> _Exercise aim_: Set down the full data below exactly as given, please.

Data provided START

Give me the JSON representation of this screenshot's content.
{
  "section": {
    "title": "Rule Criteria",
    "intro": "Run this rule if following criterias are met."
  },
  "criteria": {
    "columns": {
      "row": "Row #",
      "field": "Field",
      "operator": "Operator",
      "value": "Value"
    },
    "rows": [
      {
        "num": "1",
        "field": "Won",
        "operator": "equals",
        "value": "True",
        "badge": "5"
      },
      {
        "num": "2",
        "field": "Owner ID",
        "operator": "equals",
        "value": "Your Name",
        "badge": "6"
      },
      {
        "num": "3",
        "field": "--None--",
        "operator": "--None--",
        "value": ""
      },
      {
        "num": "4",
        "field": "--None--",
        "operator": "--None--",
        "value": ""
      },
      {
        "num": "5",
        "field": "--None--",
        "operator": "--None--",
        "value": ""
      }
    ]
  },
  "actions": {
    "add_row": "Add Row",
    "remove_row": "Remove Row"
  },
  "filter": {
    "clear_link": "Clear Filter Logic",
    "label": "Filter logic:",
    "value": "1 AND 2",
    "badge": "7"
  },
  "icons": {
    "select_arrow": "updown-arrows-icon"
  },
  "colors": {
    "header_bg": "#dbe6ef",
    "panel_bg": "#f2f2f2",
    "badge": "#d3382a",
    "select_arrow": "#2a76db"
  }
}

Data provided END

> _Task output_:
Give me the JSON representation of this screenshot's content.
{
  "section": {
    "title": "Rule Criteria",
    "intro": "Run this rule if following criterias are met."
  },
  "criteria": {
    "columns": {
      "row": "Row #",
      "field": "Field",
      "operator": "Operator",
      "value": "Value"
    },
    "rows": [
      {
        "num": "1",
        "field": "Won",
        "operator": "equals",
        "value": "True",
        "badge": "5"
      },
      {
        "num": "2",
        "field": "Owner ID",
        "operator": "equals",
        "value": "Your Name",
        "badge": "6"
      },
      {
        "num": "3",
        "field": "--None--",
        "operator": "--None--",
        "value": ""
      },
      {
        "num": "4",
        "field": "--None--",
        "operator": "--None--",
        "value": ""
      },
      {
        "num": "5",
        "field": "--None--",
        "operator": "--None--",
        "value": ""
      }
    ]
  },
  "actions": {
    "add_row": "Add Row",
    "remove_row": "Remove Row"
  },
  "filter": {
    "clear_link": "Clear Filter Logic",
    "label": "Filter logic:",
    "value": "1 AND 2",
    "badge": "7"
  },
  "icons": {
    "select_arrow": "updown-arrows-icon"
  },
  "colors": {
    "header_bg": "#dbe6ef",
    "panel_bg": "#f2f2f2",
    "badge": "#d3382a",
    "select_arrow": "#2a76db"
  }
}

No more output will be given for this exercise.